Tuesdays-Sundays. Continues through Dec. 31

All of today's events | Staff Picks

More by Sheri Boggs

  • BOOKS
  • BOOKS

    From puppies to a new James Bond adventure, there are tons of great reads this season
    • Dec 3, 2015
  • Beer and Branding in PDX

    • Sep 15, 2005
  • Nightlife- Jukeboxes of Note

    The Baby Bar 827 W. 1st Ave. * 471-1234 I love the Baby Bar for so many reasons -- the intimacy, the bartenders, the d & eacute;cor... But most of all, I love it for its jukebox. This is no hellhole of Sting/Celine Dion adult contemporary; it's a well
    • Jun 23, 2005
  • More »

Most Commented On

  • Felonious Judgment

    A community of hope and restoration can be ours with fair chance hiring
    • Jun 23, 2016
  • A Thin Résumé

    With zero experience in the public policy arena, Donald Trump needs to start listening to those who do have it
    • Jun 9, 2016
  • More »

Readers also liked…

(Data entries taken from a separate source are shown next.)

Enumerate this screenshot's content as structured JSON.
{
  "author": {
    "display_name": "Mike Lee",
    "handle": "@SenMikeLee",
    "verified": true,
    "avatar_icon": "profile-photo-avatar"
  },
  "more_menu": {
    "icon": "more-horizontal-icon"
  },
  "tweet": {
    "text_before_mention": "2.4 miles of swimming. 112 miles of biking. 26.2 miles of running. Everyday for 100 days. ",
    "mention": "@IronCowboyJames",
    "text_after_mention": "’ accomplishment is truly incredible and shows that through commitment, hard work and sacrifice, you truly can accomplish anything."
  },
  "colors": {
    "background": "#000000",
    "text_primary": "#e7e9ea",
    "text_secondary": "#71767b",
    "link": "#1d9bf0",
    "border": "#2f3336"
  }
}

  • Game Changer
  • Game Changer

    Since Condon became mayor, Jan Quintrall has been responsible for some of the biggest changes in the city of Spokane — and some of its biggest controversies
    • Dec 17, 2014
  • Teachers and Trauma
  • Teachers and Trauma

    Hillyard kids living in poverty often experience trauma leading to trouble at school, but community leaders have a plan
    • Apr 14, 2016

© 2016 Inlander
Website powered by Foundation